Beyond this, it has begun to, and will only continue to invigorate industry interest in innovative formats and technologies (dynamic ads, video, audio, contextual) alongside the rapid adoption of new media such as DOOH and CTV. Over the duration of 2020, we’ll increasingly see attempts to break down media siloes as brands and agencies navigate a new relationship and technology helps to bypass incumbent siloes.
Programmatic is rapidly enveloping all digital media, and it’s a net positive that 2020 will see the conversation pivot back to driving innovation and creating better experiences across all stages of the supply chain.”
Ad fraud and transparency

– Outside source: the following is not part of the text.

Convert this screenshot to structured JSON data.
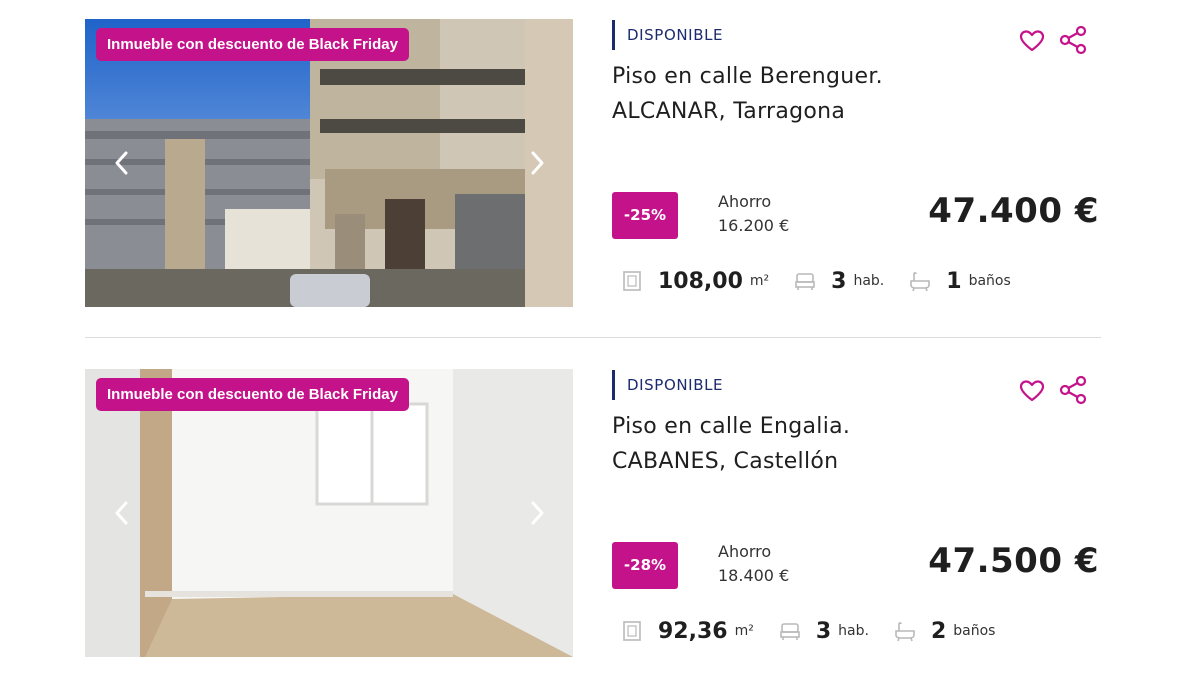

Andy Ashley, International Marketing Director, Digital Element
“As we come to the end of the decade, the advertising world looks very different from ten years ago. With political and regulatory changes resulting in strategies being repeatedly adapted – alongside the rapid pace of technological change creating an increasingly mobile-first world – advertisers need to work hard to keep up.
But while this uncertainty is set to continue into next year, there will remain some constants advertisers can rely on. Wherever there is potential for ads to make a profit, regardless of whether the format is new or old, there is the potential for ad fraud.
From click injection to fake clicks, the cost of ad fraud on the industry is huge – looking to reach $30bn this year alone. So advertisers are facing an uphill struggle to filter out unreliable engagements and results, while also securing ROI on campaign budgets and meeting legitimate customers’ needs.
The key to success in 2020 will be in smart technology and data decisions. By ensuring reliable and effective fraud prevention tech and data solutions are in place, businesses can better manage and interpret the masses of information available to them, to not only remain ahead of the changing trends that impact their plans, but also the fraudsters looking to damage their profits.”
Dominic Satur, VP Business Development Europe, Flashtalking
“As we look forward to 2020 there is a huge amount for the independent ad tech space to be optimistic about. While Google and Facebook will surely continue to account for the lion’s share of media spend, brands are increasingly looking for an insulating layer between themselves and the web giants. Independent ad tech stands ready and waiting to provide this, and through closer collaboration and meaningful integrations can offer a compelling alternative to going all-in with Google, a proposition that resonates with increasing numbers of digital marketers.
The challenges created due to the demise of the third-party cookie can be met through a combination of strategies such as cookieless measurement, more nuanced approaches to targeting and (hopefully) a creative renaissance (now that rich media can be executed much more easily at scale programmatically). This changing landscape creates an opportunity for brands with the appetite to embrace new thinking.
Transparency, specifically through data, will continue to differentiate players looking to add genuine value for brands. Furthermore, a willingness to offer granular, event-level data outputs will remain crucial for serious tech providers as distributed ledger technology has created a new auditing layer for forward-thinking advertisers.
Brands, agencies and consultancy services prepared to look beyond the duopoly will be able to innovate the capabilities of their advertising technologies, ensuring that they keep ahead of developments in the digital landscape.”